Although he was expected to avoid a government-backed heave against him in parliament, there was an explicit rebuke of him from the dispatch box by the leader of the Commons, Penny Mordaunt.

Announcing that the government would withdraw from the votes on Gaza, Mordaunt said Hoyle had “raised temperatures” on an issue where feelings were already running high and had “put MPs in a more difficult position”.

While Hoyle had justified his decision on the basis that it would give MPs the “widest possible range of options” on the “highly sensitive subject”, it departed from a convention where one opposition party cannot amend another’s motion.

In a letter to Hoyle, the clerk of the House of Commons, Tom Goldsmith, said he felt “compelled to point out that long-established conventions” were not being followed in this case.

In scenes reminiscent of Bercow’s time in the speaker’s chair after the Brexit referendum, MPs repeatedly interrupted Hoyle.

He faced widespread heckling as he suggested the rules around opposition-led debates reflect an “outdated approach” that restricted the “operations” that could be put to the Commons. The former Tory minister Sir Desmond Swayne shouted “bring back Bercow!” while others shouted “shame”.

On a highly charged day, during which tensions rose inside and outside parliament, sources close to Hoyle said the personal safety and pressure that MPs and families had been under had weighed heavily on his belief that colleagues should be able to weigh up all options.

There was also a public call for calm by the Tory MP Sir Charles Walker. While there was “upset and concern” at the speaker’s decision, Walker said, he did not foresee the grievance turning into a sustained move to remove Hoyle.

Asked about the level of anger in government, a minister told the Guardian that Wragg’s motion offered a way of venting anger but described it as “a parliamentary issue, not a government one”.

“Colleagues are just embarrassed for [Hoyle] now after the immediate shock. It was he who had said in his manifesto that he would support the smaller parties yet just bulldozed them in favour of Keir’s need not to have frontbench resignations,” the minister added.

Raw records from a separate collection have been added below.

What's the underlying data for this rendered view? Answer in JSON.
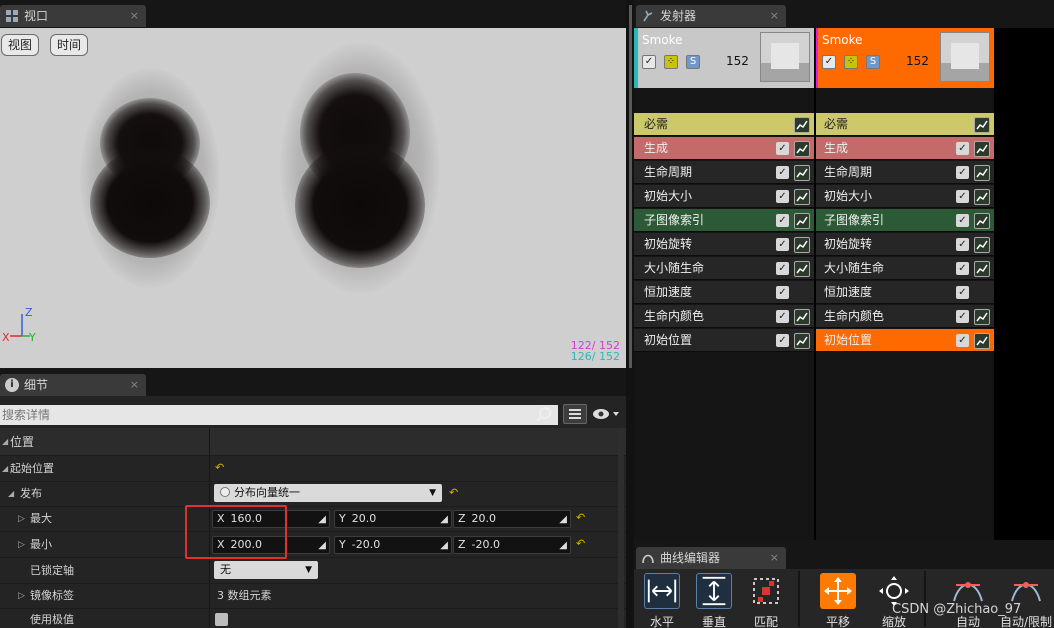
{
  "viewport_tab": {
    "label": "视口",
    "close": "×"
  },
  "viewport": {
    "btn_view": "视图",
    "btn_time": "时间",
    "axis": {
      "z": "Z",
      "x": "X",
      "y": "Y"
    },
    "stats": [
      "122/ 152",
      "126/ 152"
    ]
  },
  "details_tab": {
    "label": "细节",
    "close": "×"
  },
  "details": {
    "search_placeholder": "搜索详情",
    "section": "位置",
    "rows": {
      "start_location": "起始位置",
      "distribution": "发布",
      "distribution_value": "分布向量统一",
      "max": "最大",
      "min": "最小",
      "locked_axis": "已锁定轴",
      "locked_axis_value": "无",
      "mirror_flags": "镜像标签",
      "mirror_flags_value": "3 数组元素",
      "use_extremes": "使用极值"
    },
    "max_vec": {
      "x_label": "X",
      "x": "160.0",
      "y_label": "Y",
      "y": "20.0",
      "z_label": "Z",
      "z": "20.0"
    },
    "min_vec": {
      "x_label": "X",
      "x": "200.0",
      "y_label": "Y",
      "y": "-20.0",
      "z_label": "Z",
      "z": "-20.0"
    }
  },
  "emitters_tab": {
    "label": "发射器",
    "close": "×"
  },
  "emitters": [
    {
      "name": "Smoke",
      "count": "152",
      "minis": [
        "✓",
        "⁘",
        "S"
      ]
    },
    {
      "name": "Smoke",
      "count": "152",
      "minis": [
        "✓",
        "⁘",
        "S"
      ]
    }
  ],
  "modules": [
    "必需",
    "生成",
    "生命周期",
    "初始大小",
    "子图像索引",
    "初始旋转",
    "大小随生命",
    "恒加速度",
    "生命内颜色",
    "初始位置"
  ],
  "colors": {
    "required": "#cdc86a",
    "spawn": "#c46a6a",
    "subimage": "#2d5a36",
    "accent_orange": "#ff6a00",
    "emitter_cyan": "#29b8b8",
    "emitter_magenta": "#e020e0",
    "stat_magenta": "#d23cd2",
    "stat_cyan": "#2fb6b6"
  },
  "curve_editor_tab": {
    "label": "曲线编辑器",
    "close": "×"
  },
  "curve_editor": {
    "tools": [
      "水平",
      "垂直",
      "匹配",
      "平移",
      "缩放",
      "自动",
      "自动/限制"
    ]
  },
  "watermark": "CSDN @Zhichao_97"
}
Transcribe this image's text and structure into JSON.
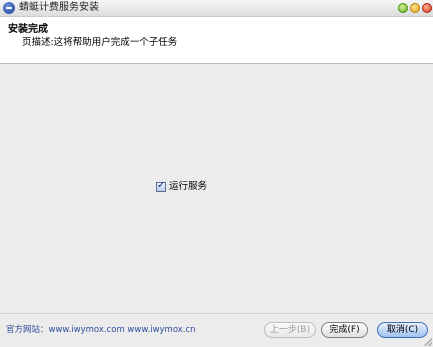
{
  "window": {
    "title": "蜻蜓计费服务安装"
  },
  "header": {
    "title": "安装完成",
    "description": "页描述:这将帮助用户完成一个子任务"
  },
  "options": {
    "run_service_label": "运行服务",
    "run_service_checked": true
  },
  "footer": {
    "website_text": "官方网站：www.iwymox.com www.iwymox.cn",
    "prev_label": "上一步(B)",
    "finish_label": "完成(F)",
    "cancel_label": "取消(C)"
  },
  "icons": [
    "app-logo-icon",
    "minimize-icon",
    "maximize-icon",
    "close-icon",
    "checkbox-check-icon",
    "resize-grip-icon"
  ]
}
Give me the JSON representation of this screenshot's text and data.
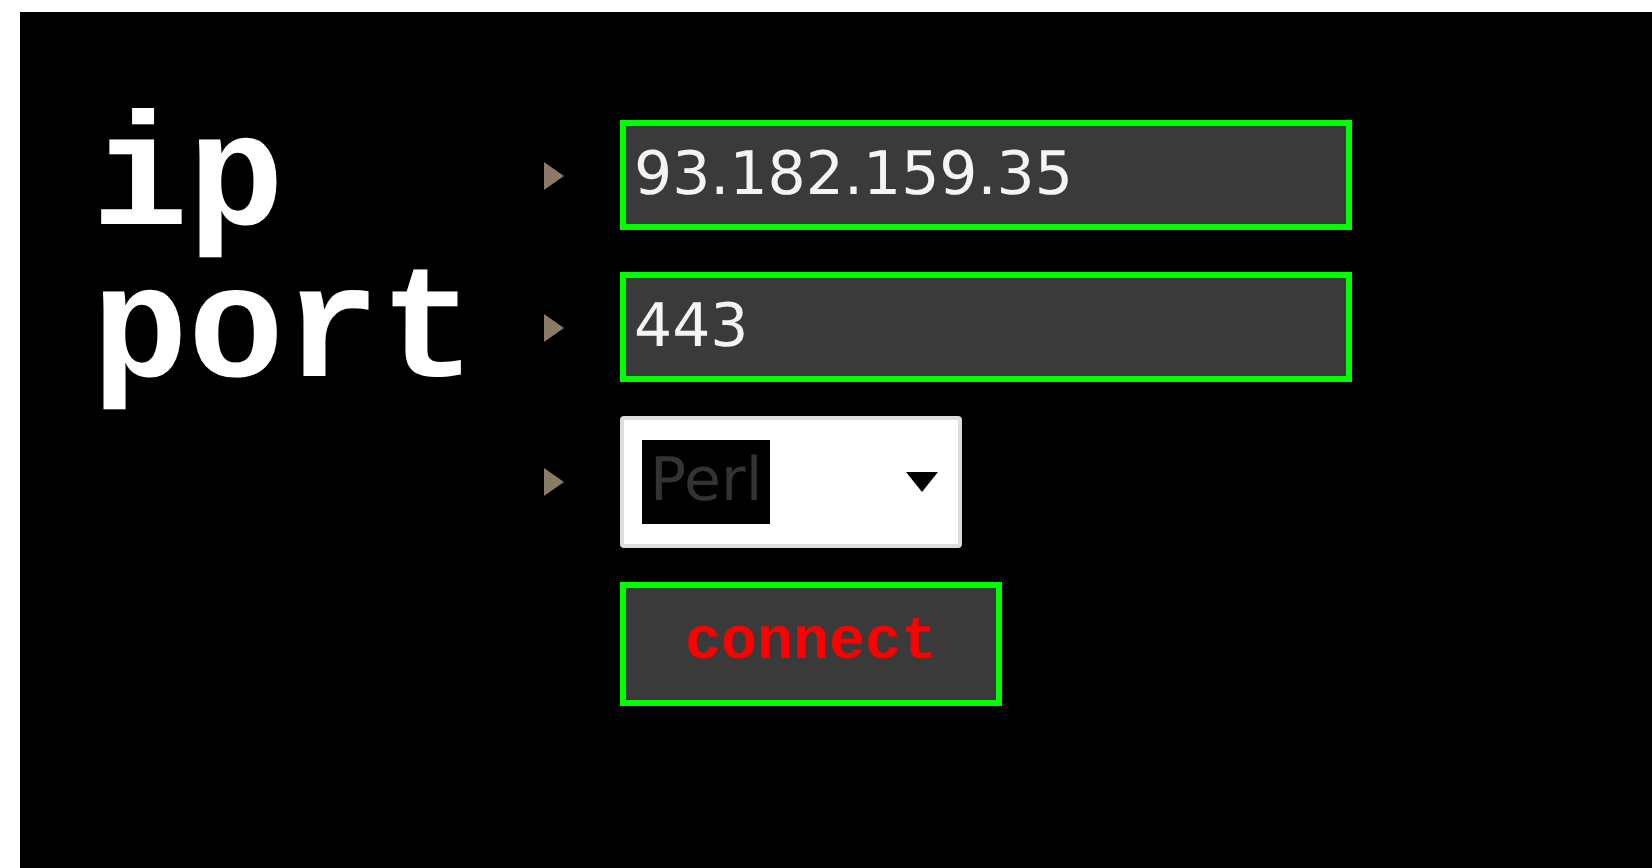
{
  "rows": [
    {
      "kind": "text",
      "label": "ip",
      "value": "93.182.159.35"
    },
    {
      "kind": "text",
      "label": "port",
      "value": "443"
    },
    {
      "kind": "select",
      "value": "Perl"
    },
    {
      "kind": "button",
      "text": "connect"
    }
  ]
}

Either way, Hoyle, an avuncular pet lover who was first elected as a Labour MP for Chorley in 1997, finds himself in the parliamentary crosshairs of others after a political career in which he was well regarded on both sides of the house.

Coming after Bercow, who was found to have bullied his staff in a parliamentary investigation and was widely criticised as being partisan, Hoyle vowed to transform a “toxic parliament”.

The son of a Labour MP, Hoyle ran a textile and screen-printing firm before entering parliament. A ministerial appointment never came, but he was a diligent committee member not without the political skills that paved the way for his elevation.

“I’ve come into this job as a referee,” Hoyle said when appointed speaker, before adding: “It shouldn’t be about me, it’s about the chamber.”